» **What needs to be done**: The exercise asks you to copy every line below in which "tool" appears.

» **Dataset rows describing interfaces**:
▬▬▬

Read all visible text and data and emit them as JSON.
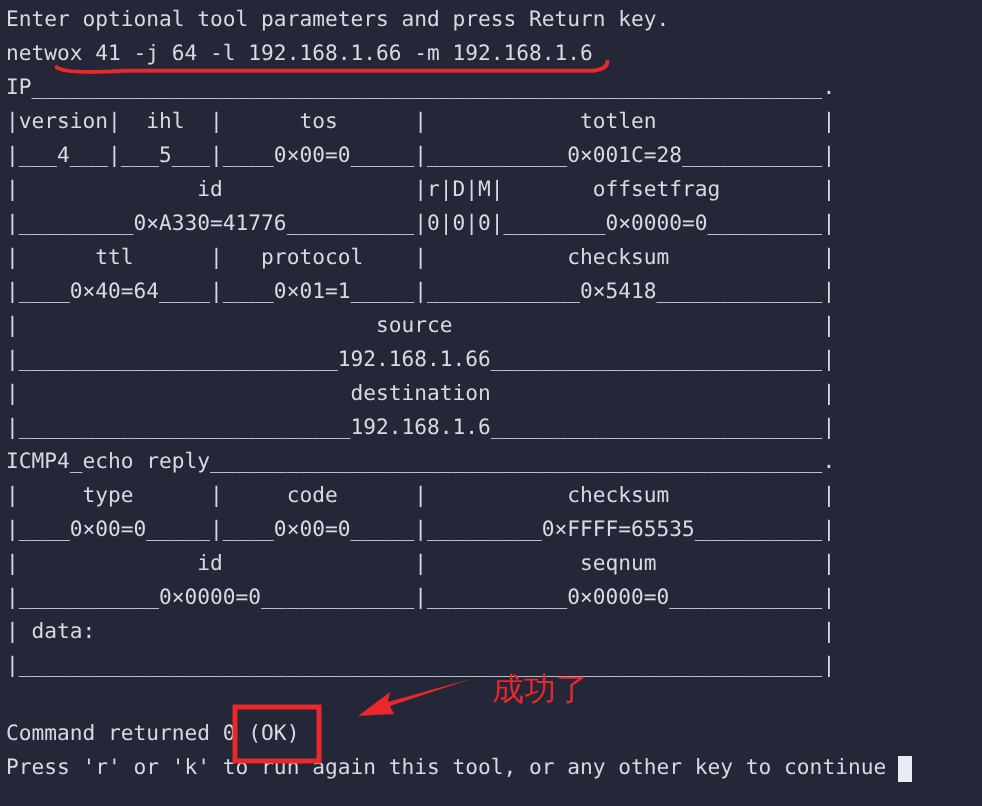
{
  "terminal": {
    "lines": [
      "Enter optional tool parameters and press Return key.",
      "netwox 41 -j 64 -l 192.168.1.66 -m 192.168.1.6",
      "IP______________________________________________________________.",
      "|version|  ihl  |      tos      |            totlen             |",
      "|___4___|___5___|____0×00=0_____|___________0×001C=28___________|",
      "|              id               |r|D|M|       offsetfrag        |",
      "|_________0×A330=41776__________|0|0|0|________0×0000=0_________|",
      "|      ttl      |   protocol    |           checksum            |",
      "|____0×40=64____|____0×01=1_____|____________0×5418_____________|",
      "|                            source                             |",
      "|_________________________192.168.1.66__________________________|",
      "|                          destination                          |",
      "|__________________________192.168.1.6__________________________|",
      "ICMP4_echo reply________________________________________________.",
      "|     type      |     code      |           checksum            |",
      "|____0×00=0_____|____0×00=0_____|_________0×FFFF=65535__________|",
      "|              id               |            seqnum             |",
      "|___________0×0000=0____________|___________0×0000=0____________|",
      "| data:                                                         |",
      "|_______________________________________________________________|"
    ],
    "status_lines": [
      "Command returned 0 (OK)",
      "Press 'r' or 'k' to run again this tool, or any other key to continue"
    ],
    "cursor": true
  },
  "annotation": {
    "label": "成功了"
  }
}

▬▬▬

» **Exercise result**:
      "Enter optional tool parameters and press Return key.",
      "Press 'r' or 'k' to run again this tool, or any other key to continue"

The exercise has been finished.